TASK DATA:
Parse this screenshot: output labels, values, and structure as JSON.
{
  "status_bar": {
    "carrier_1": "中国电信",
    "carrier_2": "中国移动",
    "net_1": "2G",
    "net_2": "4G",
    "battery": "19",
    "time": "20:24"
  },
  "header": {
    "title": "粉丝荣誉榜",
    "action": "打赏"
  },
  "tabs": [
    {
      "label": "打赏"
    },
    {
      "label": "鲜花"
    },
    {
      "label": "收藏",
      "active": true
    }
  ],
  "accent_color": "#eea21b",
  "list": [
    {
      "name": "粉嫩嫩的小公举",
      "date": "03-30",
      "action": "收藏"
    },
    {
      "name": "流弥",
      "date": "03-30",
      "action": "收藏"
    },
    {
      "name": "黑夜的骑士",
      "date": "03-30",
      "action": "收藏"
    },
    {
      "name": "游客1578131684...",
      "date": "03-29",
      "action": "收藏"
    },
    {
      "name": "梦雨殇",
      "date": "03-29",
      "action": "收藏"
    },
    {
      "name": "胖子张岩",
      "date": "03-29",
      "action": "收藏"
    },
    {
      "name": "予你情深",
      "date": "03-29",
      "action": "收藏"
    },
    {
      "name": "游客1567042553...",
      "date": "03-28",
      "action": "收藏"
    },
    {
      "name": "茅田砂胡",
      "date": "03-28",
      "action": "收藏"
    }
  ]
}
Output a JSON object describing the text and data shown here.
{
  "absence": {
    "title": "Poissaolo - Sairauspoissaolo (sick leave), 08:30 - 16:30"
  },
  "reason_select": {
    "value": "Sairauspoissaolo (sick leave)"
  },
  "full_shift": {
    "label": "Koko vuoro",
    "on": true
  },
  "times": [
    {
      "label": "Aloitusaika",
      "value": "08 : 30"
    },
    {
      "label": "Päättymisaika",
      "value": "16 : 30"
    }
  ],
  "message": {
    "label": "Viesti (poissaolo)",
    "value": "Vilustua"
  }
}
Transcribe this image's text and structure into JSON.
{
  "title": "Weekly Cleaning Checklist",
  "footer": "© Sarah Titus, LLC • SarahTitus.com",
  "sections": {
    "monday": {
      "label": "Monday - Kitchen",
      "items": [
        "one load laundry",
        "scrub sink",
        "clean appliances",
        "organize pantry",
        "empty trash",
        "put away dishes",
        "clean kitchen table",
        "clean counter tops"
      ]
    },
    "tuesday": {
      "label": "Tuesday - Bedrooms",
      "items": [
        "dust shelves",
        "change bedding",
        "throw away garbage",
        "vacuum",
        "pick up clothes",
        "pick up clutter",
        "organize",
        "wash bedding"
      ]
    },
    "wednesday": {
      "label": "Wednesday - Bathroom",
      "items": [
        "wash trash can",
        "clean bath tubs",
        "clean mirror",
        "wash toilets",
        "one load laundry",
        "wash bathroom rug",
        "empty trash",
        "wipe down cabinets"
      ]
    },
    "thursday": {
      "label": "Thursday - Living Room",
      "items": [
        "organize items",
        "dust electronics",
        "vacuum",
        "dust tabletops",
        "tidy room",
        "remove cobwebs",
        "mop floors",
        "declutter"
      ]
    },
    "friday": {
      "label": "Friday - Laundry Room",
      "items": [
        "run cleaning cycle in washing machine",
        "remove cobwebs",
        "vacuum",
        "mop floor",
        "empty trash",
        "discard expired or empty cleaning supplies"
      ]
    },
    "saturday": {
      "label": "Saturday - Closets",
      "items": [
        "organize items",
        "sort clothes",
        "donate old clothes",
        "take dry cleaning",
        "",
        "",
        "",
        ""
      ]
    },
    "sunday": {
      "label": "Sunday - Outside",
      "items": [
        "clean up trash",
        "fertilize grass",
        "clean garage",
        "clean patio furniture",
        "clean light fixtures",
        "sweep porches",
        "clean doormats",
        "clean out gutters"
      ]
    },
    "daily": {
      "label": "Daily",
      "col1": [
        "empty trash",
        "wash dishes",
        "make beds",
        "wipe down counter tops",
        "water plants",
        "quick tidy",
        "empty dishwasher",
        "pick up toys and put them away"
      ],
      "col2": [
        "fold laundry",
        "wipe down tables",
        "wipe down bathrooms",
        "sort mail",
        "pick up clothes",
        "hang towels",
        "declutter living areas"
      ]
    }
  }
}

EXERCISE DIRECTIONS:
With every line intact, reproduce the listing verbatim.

TASK OUTPUT:
Parse this screenshot: output labels, values, and structure as JSON.
{
  "status_bar": {
    "carrier_1": "中国电信",
    "carrier_2": "中国移动",
    "net_1": "2G",
    "net_2": "4G",
    "battery": "19",
    "time": "20:24"
  },
  "header": {
    "title": "粉丝荣誉榜",
    "action": "打赏"
  },
  "tabs": [
    {
      "label": "打赏"
    },
    {
      "label": "鲜花"
    },
    {
      "label": "收藏",
      "active": true
    }
  ],
  "accent_color": "#eea21b",
  "list": [
    {
      "name": "粉嫩嫩的小公举",
      "date": "03-30",
      "action": "收藏"
    },
    {
      "name": "流弥",
      "date": "03-30",
      "action": "收藏"
    },
    {
      "name": "黑夜的骑士",
      "date": "03-30",
      "action": "收藏"
    },
    {
      "name": "游客1578131684...",
      "date": "03-29",
      "action": "收藏"
    },
    {
      "name": "梦雨殇",
      "date": "03-29",
      "action": "收藏"
    },
    {
      "name": "胖子张岩",
      "date": "03-29",
      "action": "收藏"
    },
    {
      "name": "予你情深",
      "date": "03-29",
      "action": "收藏"
    },
    {
      "name": "游客1567042553...",
      "date": "03-28",
      "action": "收藏"
    },
    {
      "name": "茅田砂胡",
      "date": "03-28",
      "action": "收藏"
    }
  ]
}
Output a JSON object describing the text and data shown here.
{
  "absence": {
    "title": "Poissaolo - Sairauspoissaolo (sick leave), 08:30 - 16:30"
  },
  "reason_select": {
    "value": "Sairauspoissaolo (sick leave)"
  },
  "full_shift": {
    "label": "Koko vuoro",
    "on": true
  },
  "times": [
    {
      "label": "Aloitusaika",
      "value": "08 : 30"
    },
    {
      "label": "Päättymisaika",
      "value": "16 : 30"
    }
  ],
  "message": {
    "label": "Viesti (poissaolo)",
    "value": "Vilustua"
  }
}
Transcribe this image's text and structure into JSON.
{
  "title": "Weekly Cleaning Checklist",
  "footer": "© Sarah Titus, LLC • SarahTitus.com",
  "sections": {
    "monday": {
      "label": "Monday - Kitchen",
      "items": [
        "one load laundry",
        "scrub sink",
        "clean appliances",
        "organize pantry",
        "empty trash",
        "put away dishes",
        "clean kitchen table",
        "clean counter tops"
      ]
    },
    "tuesday": {
      "label": "Tuesday - Bedrooms",
      "items": [
        "dust shelves",
        "change bedding",
        "throw away garbage",
        "vacuum",
        "pick up clothes",
        "pick up clutter",
        "organize",
        "wash bedding"
      ]
    },
    "wednesday": {
      "label": "Wednesday - Bathroom",
      "items": [
        "wash trash can",
        "clean bath tubs",
        "clean mirror",
        "wash toilets",
        "one load laundry",
        "wash bathroom rug",
        "empty trash",
        "wipe down cabinets"
      ]
    },
    "thursday": {
      "label": "Thursday - Living Room",
      "items": [
        "organize items",
        "dust electronics",
        "vacuum",
        "dust tabletops",
        "tidy room",
        "remove cobwebs",
        "mop floors",
        "declutter"
      ]
    },
    "friday": {
      "label": "Friday - Laundry Room",
      "items": [
        "run cleaning cycle in washing machine",
        "remove cobwebs",
        "vacuum",
        "mop floor",
        "empty trash",
        "discard expired or empty cleaning supplies"
      ]
    },
    "saturday": {
      "label": "Saturday - Closets",
      "items": [
        "organize items",
        "sort clothes",
        "donate old clothes",
        "take dry cleaning",
        "",
        "",
        "",
        ""
      ]
    },
    "sunday": {
      "label": "Sunday - Outside",
      "items": [
        "clean up trash",
        "fertilize grass",
        "clean garage",
        "clean patio furniture",
        "clean light fixtures",
        "sweep porches",
        "clean doormats",
        "clean out gutters"
      ]
    },
    "daily": {
      "label": "Daily",
      "col1": [
        "empty trash",
        "wash dishes",
        "make beds",
        "wipe down counter tops",
        "water plants",
        "quick tidy",
        "empty dishwasher",
        "pick up toys and put them away"
      ],
      "col2": [
        "fold laundry",
        "wipe down tables",
        "wipe down bathrooms",
        "sort mail",
        "pick up clothes",
        "hang towels",
        "declutter living areas"
      ]
    }
  }
}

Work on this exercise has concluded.